Economics of carbon pricing remains the main factor towards adopting both carbon pricing policies. The economics of pricing does not change for either of the choices on policies by a country or region. A hybrid system allows for accurately adding a price to the emissions. This is likely to lead to economic consequences for all stakeholders. The financial benefits associated with a hybrid system including funds received from trading allowances will encourage companies to cut their carbon emissions. Moreover, such companies will be further incentive to reduce their carbon emission by the prospect of good reputation in the highly competitive labor market as well as when it comes to attracting investors and partners and winning contracts.

Climate change is increasingly becoming an emotive and highly controversial issue despite its well-documented effects. Divergent schools of thoughts have emerged not only on its existence but also its causes and mitigation measures. Over the years, carbon pricing has gained prominence as one of the ways of mitigating climate change due to the economics and efficiencies associated with it. Carbon pricing initiatives such as carbon tax and cap and trade have numerous macroeconomic advantages and disadvantages. Cap and trade policy has the potential of achieving long-term goals of reducing emissions faster if effectively implemented in markets with high integrity and supported by supplementary legislation and policies. However, they can be implemented together in a hybrid system which reduces their inefficiencies and disadvantages. 

Works Cited

Center for Climate and Energy Solutions.Cap and Trade Basics. Available at:

David Suzuki Foundation.Carbon Tax or Cap-and-Trade? David Suzuki Foundation, 5 October 2017. Available at:

Lombardo,Crystal. Pros and Cons of Cap and Trade. Vision Launch, 25 May 2016. Available at:
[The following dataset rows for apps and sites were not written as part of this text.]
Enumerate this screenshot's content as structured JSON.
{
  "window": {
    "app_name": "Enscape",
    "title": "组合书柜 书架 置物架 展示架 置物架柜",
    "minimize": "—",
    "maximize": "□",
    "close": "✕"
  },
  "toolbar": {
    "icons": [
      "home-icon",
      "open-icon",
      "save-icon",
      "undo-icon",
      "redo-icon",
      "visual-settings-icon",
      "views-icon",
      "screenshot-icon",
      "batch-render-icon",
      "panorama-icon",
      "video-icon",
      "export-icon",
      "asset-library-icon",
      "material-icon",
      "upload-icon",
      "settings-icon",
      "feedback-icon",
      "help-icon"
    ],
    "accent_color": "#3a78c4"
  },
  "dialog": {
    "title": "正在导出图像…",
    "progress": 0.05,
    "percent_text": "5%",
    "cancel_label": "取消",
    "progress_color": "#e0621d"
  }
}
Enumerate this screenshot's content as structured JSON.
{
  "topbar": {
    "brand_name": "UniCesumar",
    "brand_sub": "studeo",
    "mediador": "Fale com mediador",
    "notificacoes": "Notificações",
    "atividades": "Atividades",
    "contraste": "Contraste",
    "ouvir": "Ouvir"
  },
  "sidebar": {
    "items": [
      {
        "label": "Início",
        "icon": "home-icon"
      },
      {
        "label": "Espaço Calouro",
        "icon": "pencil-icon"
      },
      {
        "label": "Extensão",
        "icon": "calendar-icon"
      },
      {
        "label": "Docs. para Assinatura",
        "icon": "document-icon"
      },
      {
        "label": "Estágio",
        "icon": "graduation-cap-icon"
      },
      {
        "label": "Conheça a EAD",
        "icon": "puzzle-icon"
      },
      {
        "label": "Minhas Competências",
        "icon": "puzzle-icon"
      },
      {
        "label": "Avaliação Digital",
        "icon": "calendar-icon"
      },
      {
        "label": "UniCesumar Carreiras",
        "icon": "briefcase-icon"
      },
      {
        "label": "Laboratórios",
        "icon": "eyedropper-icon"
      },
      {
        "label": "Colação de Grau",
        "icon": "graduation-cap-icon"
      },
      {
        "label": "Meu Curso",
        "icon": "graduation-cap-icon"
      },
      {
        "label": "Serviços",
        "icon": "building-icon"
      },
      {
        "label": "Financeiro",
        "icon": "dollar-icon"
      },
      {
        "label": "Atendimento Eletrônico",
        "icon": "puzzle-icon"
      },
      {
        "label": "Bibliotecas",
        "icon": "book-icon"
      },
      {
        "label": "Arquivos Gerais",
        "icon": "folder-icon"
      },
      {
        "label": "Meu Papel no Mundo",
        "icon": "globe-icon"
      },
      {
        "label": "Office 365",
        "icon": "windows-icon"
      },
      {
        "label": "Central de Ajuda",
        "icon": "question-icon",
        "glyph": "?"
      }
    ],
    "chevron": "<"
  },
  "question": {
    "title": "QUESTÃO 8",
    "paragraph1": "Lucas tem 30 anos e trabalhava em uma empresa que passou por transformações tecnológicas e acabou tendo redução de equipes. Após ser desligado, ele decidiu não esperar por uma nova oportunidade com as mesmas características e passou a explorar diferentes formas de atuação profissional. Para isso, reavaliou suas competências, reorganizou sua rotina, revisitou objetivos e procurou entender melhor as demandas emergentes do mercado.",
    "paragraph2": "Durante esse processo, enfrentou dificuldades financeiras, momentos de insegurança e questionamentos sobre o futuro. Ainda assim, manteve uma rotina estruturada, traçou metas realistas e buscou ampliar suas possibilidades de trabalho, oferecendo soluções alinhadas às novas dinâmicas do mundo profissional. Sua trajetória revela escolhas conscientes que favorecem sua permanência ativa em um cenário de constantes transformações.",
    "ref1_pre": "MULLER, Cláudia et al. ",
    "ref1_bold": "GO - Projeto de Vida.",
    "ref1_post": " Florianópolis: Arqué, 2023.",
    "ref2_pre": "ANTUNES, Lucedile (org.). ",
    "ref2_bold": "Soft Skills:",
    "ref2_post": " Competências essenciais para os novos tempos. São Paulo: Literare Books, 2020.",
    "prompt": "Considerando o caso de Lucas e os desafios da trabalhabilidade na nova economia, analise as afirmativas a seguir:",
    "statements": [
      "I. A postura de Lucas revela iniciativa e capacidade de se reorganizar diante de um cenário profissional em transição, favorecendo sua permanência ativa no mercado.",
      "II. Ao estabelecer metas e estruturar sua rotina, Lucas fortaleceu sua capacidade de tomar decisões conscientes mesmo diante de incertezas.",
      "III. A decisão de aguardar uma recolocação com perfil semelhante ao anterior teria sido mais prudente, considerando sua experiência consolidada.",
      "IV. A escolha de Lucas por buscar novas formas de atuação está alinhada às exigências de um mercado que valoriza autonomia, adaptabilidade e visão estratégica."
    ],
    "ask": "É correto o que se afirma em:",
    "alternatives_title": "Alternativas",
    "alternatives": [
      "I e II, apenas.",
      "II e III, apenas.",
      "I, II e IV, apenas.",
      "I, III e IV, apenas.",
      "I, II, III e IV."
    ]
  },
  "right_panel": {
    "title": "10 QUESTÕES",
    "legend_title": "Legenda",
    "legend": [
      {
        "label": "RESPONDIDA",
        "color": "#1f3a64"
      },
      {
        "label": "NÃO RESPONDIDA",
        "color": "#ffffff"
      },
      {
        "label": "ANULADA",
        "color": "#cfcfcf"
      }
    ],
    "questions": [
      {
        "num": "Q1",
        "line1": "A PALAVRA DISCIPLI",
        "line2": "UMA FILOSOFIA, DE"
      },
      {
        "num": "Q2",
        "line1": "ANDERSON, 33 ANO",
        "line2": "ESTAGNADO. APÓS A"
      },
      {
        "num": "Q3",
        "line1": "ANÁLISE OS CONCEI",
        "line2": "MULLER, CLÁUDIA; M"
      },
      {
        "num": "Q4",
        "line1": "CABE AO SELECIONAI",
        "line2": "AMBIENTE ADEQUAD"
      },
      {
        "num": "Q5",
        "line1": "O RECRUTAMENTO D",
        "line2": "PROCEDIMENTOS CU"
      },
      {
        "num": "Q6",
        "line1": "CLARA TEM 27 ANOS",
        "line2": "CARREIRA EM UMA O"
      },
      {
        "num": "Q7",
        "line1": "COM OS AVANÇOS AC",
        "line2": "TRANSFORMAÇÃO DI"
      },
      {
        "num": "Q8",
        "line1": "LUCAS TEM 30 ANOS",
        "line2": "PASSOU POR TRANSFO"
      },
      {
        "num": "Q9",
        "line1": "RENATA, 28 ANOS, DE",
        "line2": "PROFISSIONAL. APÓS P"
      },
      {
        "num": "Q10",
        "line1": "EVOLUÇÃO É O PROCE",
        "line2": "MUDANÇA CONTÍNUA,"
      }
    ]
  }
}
Weitzman, Martin. (2013). “Can Negotiating a Uniform Carbon Price Help to Internalize the       Global Warming Externality?” World Bank.